▶ **Data for review**:

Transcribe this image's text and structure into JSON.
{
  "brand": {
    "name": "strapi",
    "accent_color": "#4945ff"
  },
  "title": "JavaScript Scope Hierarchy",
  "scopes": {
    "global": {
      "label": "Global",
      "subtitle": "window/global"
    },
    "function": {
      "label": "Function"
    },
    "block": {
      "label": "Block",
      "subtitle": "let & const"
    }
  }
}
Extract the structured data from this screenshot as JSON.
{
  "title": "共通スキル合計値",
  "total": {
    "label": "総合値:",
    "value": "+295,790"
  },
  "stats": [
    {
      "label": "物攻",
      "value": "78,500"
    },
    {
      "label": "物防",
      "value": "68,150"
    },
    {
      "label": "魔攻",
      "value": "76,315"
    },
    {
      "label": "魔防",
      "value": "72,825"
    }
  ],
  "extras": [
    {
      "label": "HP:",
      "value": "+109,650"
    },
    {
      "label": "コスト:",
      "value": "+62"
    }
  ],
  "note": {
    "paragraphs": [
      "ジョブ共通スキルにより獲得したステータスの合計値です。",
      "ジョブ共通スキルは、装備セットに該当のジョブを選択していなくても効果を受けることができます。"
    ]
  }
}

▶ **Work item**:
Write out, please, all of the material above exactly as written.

▶ **Expected answer**:
Transcribe this image's text and structure into JSON.
{
  "brand": {
    "name": "strapi",
    "accent_color": "#4945ff"
  },
  "title": "JavaScript Scope Hierarchy",
  "scopes": {
    "global": {
      "label": "Global",
      "subtitle": "window/global"
    },
    "function": {
      "label": "Function"
    },
    "block": {
      "label": "Block",
      "subtitle": "let & const"
    }
  }
}
Extract the structured data from this screenshot as JSON.
{
  "title": "共通スキル合計値",
  "total": {
    "label": "総合値:",
    "value": "+295,790"
  },
  "stats": [
    {
      "label": "物攻",
      "value": "78,500"
    },
    {
      "label": "物防",
      "value": "68,150"
    },
    {
      "label": "魔攻",
      "value": "76,315"
    },
    {
      "label": "魔防",
      "value": "72,825"
    }
  ],
  "extras": [
    {
      "label": "HP:",
      "value": "+109,650"
    },
    {
      "label": "コスト:",
      "value": "+62"
    }
  ],
  "note": {
    "paragraphs": [
      "ジョブ共通スキルにより獲得したステータスの合計値です。",
      "ジョブ共通スキルは、装備セットに該当のジョブを選択していなくても効果を受けることができます。"
    ]
  }
}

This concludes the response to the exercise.